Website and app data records
++++++++++++++++++++

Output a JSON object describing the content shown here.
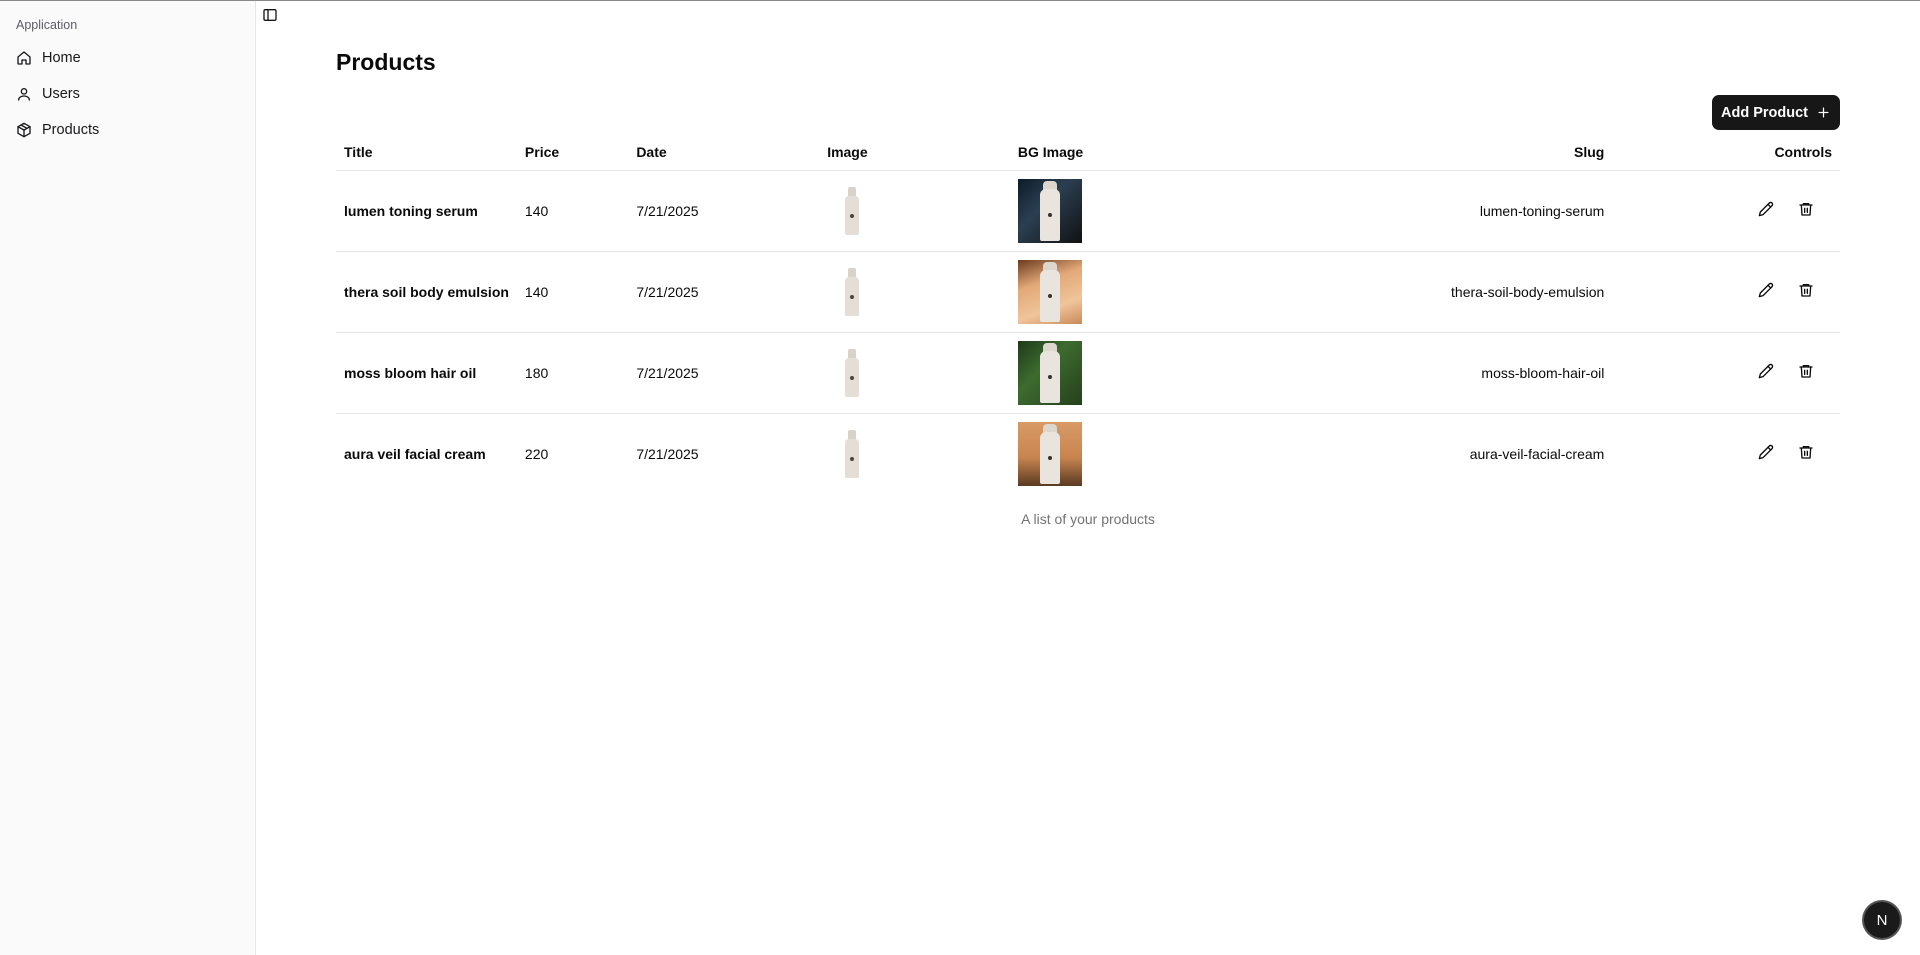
{
  "sidebar": {
    "group_label": "Application",
    "items": [
      {
        "label": "Home",
        "icon": "home-icon"
      },
      {
        "label": "Users",
        "icon": "user-icon"
      },
      {
        "label": "Products",
        "icon": "package-icon"
      }
    ]
  },
  "header": {
    "title": "Products",
    "add_button_label": "Add Product"
  },
  "table": {
    "columns": [
      "Title",
      "Price",
      "Date",
      "Image",
      "BG Image",
      "Slug",
      "Controls"
    ],
    "rows": [
      {
        "title": "lumen toning serum",
        "price": "140",
        "date": "7/21/2025",
        "slug": "lumen-toning-serum"
      },
      {
        "title": "thera soil body emulsion",
        "price": "140",
        "date": "7/21/2025",
        "slug": "thera-soil-body-emulsion"
      },
      {
        "title": "moss bloom hair oil",
        "price": "180",
        "date": "7/21/2025",
        "slug": "moss-bloom-hair-oil"
      },
      {
        "title": "aura veil facial cream",
        "price": "220",
        "date": "7/21/2025",
        "slug": "aura-veil-facial-cream"
      }
    ],
    "caption": "A list of your products"
  },
  "badge": {
    "label": "N"
  },
  "colors": {
    "button_bg": "#171717",
    "sidebar_bg": "#fafafa",
    "border": "#e5e5e5"
  }
}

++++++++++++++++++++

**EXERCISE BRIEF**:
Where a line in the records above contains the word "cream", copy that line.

**SOLUTION**:
        "title": "aura veil facial cream",
        "slug": "aura-veil-facial-cream"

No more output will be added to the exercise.